For each line below, return an exact copy.

Excerpts from an interface dataset:
§ §

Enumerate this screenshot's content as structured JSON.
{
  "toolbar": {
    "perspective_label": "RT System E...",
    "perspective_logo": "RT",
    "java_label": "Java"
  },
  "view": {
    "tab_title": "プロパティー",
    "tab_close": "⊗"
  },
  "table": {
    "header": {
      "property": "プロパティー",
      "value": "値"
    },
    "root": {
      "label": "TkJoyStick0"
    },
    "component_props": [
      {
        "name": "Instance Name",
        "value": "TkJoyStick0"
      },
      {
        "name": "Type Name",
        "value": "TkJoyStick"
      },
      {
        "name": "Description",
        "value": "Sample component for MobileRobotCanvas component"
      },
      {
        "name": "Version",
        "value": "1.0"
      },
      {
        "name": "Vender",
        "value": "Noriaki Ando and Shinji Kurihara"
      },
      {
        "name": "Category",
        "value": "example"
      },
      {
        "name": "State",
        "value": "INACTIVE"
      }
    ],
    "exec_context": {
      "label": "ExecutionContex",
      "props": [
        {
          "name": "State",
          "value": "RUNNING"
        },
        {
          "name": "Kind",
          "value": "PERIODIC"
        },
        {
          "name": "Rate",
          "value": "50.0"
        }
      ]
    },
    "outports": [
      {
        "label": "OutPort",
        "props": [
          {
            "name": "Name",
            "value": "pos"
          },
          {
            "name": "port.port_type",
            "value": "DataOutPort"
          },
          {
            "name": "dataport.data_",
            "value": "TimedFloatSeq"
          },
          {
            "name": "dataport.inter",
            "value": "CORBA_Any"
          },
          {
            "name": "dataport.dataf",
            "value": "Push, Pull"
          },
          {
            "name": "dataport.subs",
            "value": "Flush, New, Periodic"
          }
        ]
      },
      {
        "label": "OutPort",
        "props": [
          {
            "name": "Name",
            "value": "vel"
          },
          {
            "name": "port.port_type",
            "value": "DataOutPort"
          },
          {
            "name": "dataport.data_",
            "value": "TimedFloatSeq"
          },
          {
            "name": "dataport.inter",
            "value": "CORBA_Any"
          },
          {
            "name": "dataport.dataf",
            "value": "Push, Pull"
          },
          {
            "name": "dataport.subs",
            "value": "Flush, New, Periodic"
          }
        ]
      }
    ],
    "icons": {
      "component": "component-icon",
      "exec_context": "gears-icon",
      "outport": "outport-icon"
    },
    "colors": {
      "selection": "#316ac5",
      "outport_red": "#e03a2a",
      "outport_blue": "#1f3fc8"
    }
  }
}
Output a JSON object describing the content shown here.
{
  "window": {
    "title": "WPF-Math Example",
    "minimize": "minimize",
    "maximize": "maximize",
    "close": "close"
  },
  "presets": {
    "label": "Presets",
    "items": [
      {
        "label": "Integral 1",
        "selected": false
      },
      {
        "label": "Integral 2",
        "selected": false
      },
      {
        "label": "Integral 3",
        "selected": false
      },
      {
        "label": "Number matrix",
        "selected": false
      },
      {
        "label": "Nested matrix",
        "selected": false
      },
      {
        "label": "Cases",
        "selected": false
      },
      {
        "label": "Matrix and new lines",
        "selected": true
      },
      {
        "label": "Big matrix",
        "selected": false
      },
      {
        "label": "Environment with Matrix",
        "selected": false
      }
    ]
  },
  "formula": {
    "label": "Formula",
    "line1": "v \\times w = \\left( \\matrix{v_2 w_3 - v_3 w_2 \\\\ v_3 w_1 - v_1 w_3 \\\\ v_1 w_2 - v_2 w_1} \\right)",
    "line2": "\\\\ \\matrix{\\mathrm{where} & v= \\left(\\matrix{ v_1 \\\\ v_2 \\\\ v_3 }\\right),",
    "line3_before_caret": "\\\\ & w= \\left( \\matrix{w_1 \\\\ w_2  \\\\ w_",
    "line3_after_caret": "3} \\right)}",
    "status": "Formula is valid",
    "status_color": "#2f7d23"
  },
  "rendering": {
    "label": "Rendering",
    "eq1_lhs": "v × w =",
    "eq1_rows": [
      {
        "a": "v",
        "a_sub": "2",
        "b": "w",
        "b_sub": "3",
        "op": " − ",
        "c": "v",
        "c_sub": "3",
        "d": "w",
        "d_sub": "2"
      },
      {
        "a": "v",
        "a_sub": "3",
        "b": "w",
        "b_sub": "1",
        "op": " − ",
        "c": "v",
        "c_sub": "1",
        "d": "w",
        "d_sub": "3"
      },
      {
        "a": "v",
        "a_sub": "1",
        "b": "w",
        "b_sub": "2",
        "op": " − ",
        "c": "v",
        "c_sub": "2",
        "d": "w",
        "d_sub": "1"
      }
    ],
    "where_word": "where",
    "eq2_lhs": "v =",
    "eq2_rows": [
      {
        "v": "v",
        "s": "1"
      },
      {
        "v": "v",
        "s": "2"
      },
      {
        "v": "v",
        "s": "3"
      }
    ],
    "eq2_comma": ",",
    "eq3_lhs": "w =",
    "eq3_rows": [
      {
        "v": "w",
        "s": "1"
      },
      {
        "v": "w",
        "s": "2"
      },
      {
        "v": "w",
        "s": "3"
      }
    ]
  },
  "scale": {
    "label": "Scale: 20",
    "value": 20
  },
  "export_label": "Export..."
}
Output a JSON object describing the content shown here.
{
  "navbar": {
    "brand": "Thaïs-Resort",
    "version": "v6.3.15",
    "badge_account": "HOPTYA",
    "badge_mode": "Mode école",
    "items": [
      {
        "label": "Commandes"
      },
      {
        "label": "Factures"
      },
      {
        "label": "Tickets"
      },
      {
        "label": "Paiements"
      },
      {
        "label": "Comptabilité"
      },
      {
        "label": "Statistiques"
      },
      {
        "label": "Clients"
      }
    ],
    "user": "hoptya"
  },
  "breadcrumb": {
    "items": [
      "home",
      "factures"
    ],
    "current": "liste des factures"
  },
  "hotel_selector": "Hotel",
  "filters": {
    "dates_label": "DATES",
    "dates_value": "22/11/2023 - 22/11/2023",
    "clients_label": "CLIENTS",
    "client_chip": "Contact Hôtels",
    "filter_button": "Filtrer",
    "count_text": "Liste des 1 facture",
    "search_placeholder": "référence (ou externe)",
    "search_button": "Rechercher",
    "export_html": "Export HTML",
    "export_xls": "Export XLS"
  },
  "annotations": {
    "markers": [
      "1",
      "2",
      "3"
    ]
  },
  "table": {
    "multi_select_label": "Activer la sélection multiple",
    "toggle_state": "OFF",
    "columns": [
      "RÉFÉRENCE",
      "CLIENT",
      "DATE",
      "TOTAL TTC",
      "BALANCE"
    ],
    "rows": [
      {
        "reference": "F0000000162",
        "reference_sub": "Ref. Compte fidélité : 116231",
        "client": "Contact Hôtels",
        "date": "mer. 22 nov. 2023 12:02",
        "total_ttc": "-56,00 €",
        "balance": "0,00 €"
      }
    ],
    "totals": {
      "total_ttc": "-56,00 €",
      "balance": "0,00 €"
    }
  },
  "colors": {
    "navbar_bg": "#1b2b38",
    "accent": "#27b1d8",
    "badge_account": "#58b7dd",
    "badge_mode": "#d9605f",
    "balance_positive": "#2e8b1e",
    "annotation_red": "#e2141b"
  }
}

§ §

*Exercise response*:
Enumerate this screenshot's content as structured JSON.
{
  "toolbar": {
    "perspective_label": "RT System E...",
    "perspective_logo": "RT",
    "java_label": "Java"
  },
  "view": {
    "tab_title": "プロパティー",
    "tab_close": "⊗"
  },
  "table": {
    "header": {
      "property": "プロパティー",
      "value": "値"
    },
    "root": {
      "label": "TkJoyStick0"
    },
    "component_props": [
      {
        "name": "Instance Name",
        "value": "TkJoyStick0"
      },
      {
        "name": "Type Name",
        "value": "TkJoyStick"
      },
      {
        "name": "Description",
        "value": "Sample component for MobileRobotCanvas component"
      },
      {
        "name": "Version",
        "value": "1.0"
      },
      {
        "name": "Vender",
        "value": "Noriaki Ando and Shinji Kurihara"
      },
      {
        "name": "Category",
        "value": "example"
      },
      {
        "name": "State",
        "value": "INACTIVE"
      }
    ],
    "exec_context": {
      "label": "ExecutionContex",
      "props": [
        {
          "name": "State",
          "value": "RUNNING"
        },
        {
          "name": "Kind",
          "value": "PERIODIC"
        },
        {
          "name": "Rate",
          "value": "50.0"
        }
      ]
    },
    "outports": [
      {
        "label": "OutPort",
        "props": [
          {
            "name": "Name",
            "value": "pos"
          },
          {
            "name": "port.port_type",
            "value": "DataOutPort"
          },
          {
            "name": "dataport.data_",
            "value": "TimedFloatSeq"
          },
          {
            "name": "dataport.inter",
            "value": "CORBA_Any"
          },
          {
            "name": "dataport.dataf",
            "value": "Push, Pull"
          },
          {
            "name": "dataport.subs",
            "value": "Flush, New, Periodic"
          }
        ]
      },
      {
        "label": "OutPort",
        "props": [
          {
            "name": "Name",
            "value": "vel"
          },
          {
            "name": "port.port_type",
            "value": "DataOutPort"
          },
          {
            "name": "dataport.data_",
            "value": "TimedFloatSeq"
          },
          {
            "name": "dataport.inter",
            "value": "CORBA_Any"
          },
          {
            "name": "dataport.dataf",
            "value": "Push, Pull"
          },
          {
            "name": "dataport.subs",
            "value": "Flush, New, Periodic"
          }
        ]
      }
    ],
    "icons": {
      "component": "component-icon",
      "exec_context": "gears-icon",
      "outport": "outport-icon"
    },
    "colors": {
      "selection": "#316ac5",
      "outport_red": "#e03a2a",
      "outport_blue": "#1f3fc8"
    }
  }
}
Output a JSON object describing the content shown here.
{
  "window": {
    "title": "WPF-Math Example",
    "minimize": "minimize",
    "maximize": "maximize",
    "close": "close"
  },
  "presets": {
    "label": "Presets",
    "items": [
      {
        "label": "Integral 1",
        "selected": false
      },
      {
        "label": "Integral 2",
        "selected": false
      },
      {
        "label": "Integral 3",
        "selected": false
      },
      {
        "label": "Number matrix",
        "selected": false
      },
      {
        "label": "Nested matrix",
        "selected": false
      },
      {
        "label": "Cases",
        "selected": false
      },
      {
        "label": "Matrix and new lines",
        "selected": true
      },
      {
        "label": "Big matrix",
        "selected": false
      },
      {
        "label": "Environment with Matrix",
        "selected": false
      }
    ]
  },
  "formula": {
    "label": "Formula",
    "line1": "v \\times w = \\left( \\matrix{v_2 w_3 - v_3 w_2 \\\\ v_3 w_1 - v_1 w_3 \\\\ v_1 w_2 - v_2 w_1} \\right)",
    "line2": "\\\\ \\matrix{\\mathrm{where} & v= \\left(\\matrix{ v_1 \\\\ v_2 \\\\ v_3 }\\right),",
    "line3_before_caret": "\\\\ & w= \\left( \\matrix{w_1 \\\\ w_2  \\\\ w_",
    "line3_after_caret": "3} \\right)}",
    "status": "Formula is valid",
    "status_color": "#2f7d23"
  },
  "rendering": {
    "label": "Rendering",
    "eq1_lhs": "v × w =",
    "eq1_rows": [
      {
        "a": "v",
        "a_sub": "2",
        "b": "w",
        "b_sub": "3",
        "op": " − ",
        "c": "v",
        "c_sub": "3",
        "d": "w",
        "d_sub": "2"
      },
      {
        "a": "v",
        "a_sub": "3",
        "b": "w",
        "b_sub": "1",
        "op": " − ",
        "c": "v",
        "c_sub": "1",
        "d": "w",
        "d_sub": "3"
      },
      {
        "a": "v",
        "a_sub": "1",
        "b": "w",
        "b_sub": "2",
        "op": " − ",
        "c": "v",
        "c_sub": "2",
        "d": "w",
        "d_sub": "1"
      }
    ],
    "where_word": "where",
    "eq2_lhs": "v =",
    "eq2_rows": [
      {
        "v": "v",
        "s": "1"
      },
      {
        "v": "v",
        "s": "2"
      },
      {
        "v": "v",
        "s": "3"
      }
    ],
    "eq2_comma": ",",
    "eq3_lhs": "w =",
    "eq3_rows": [
      {
        "v": "w",
        "s": "1"
      },
      {
        "v": "w",
        "s": "2"
      },
      {
        "v": "w",
        "s": "3"
      }
    ]
  },
  "scale": {
    "label": "Scale: 20",
    "value": 20
  },
  "export_label": "Export..."
}
Output a JSON object describing the content shown here.
{
  "navbar": {
    "brand": "Thaïs-Resort",
    "version": "v6.3.15",
    "badge_account": "HOPTYA",
    "badge_mode": "Mode école",
    "items": [
      {
        "label": "Commandes"
      },
      {
        "label": "Factures"
      },
      {
        "label": "Tickets"
      },
      {
        "label": "Paiements"
      },
      {
        "label": "Comptabilité"
      },
      {
        "label": "Statistiques"
      },
      {
        "label": "Clients"
      }
    ],
    "user": "hoptya"
  },
  "breadcrumb": {
    "items": [
      "home",
      "factures"
    ],
    "current": "liste des factures"
  },
  "hotel_selector": "Hotel",
  "filters": {
    "dates_label": "DATES",
    "dates_value": "22/11/2023 - 22/11/2023",
    "clients_label": "CLIENTS",
    "client_chip": "Contact Hôtels",
    "filter_button": "Filtrer",
    "count_text": "Liste des 1 facture",
    "search_placeholder": "référence (ou externe)",
    "search_button": "Rechercher",
    "export_html": "Export HTML",
    "export_xls": "Export XLS"
  },
  "annotations": {
    "markers": [
      "1",
      "2",
      "3"
    ]
  },
  "table": {
    "multi_select_label": "Activer la sélection multiple",
    "toggle_state": "OFF",
    "columns": [
      "RÉFÉRENCE",
      "CLIENT",
      "DATE",
      "TOTAL TTC",
      "BALANCE"
    ],
    "rows": [
      {
        "reference": "F0000000162",
        "reference_sub": "Ref. Compte fidélité : 116231",
        "client": "Contact Hôtels",
        "date": "mer. 22 nov. 2023 12:02",
        "total_ttc": "-56,00 €",
        "balance": "0,00 €"
      }
    ],
    "totals": {
      "total_ttc": "-56,00 €",
      "balance": "0,00 €"
    }
  },
  "colors": {
    "navbar_bg": "#1b2b38",
    "accent": "#27b1d8",
    "badge_account": "#58b7dd",
    "badge_mode": "#d9605f",
    "balance_positive": "#2e8b1e",
    "annotation_red": "#e2141b"
  }
}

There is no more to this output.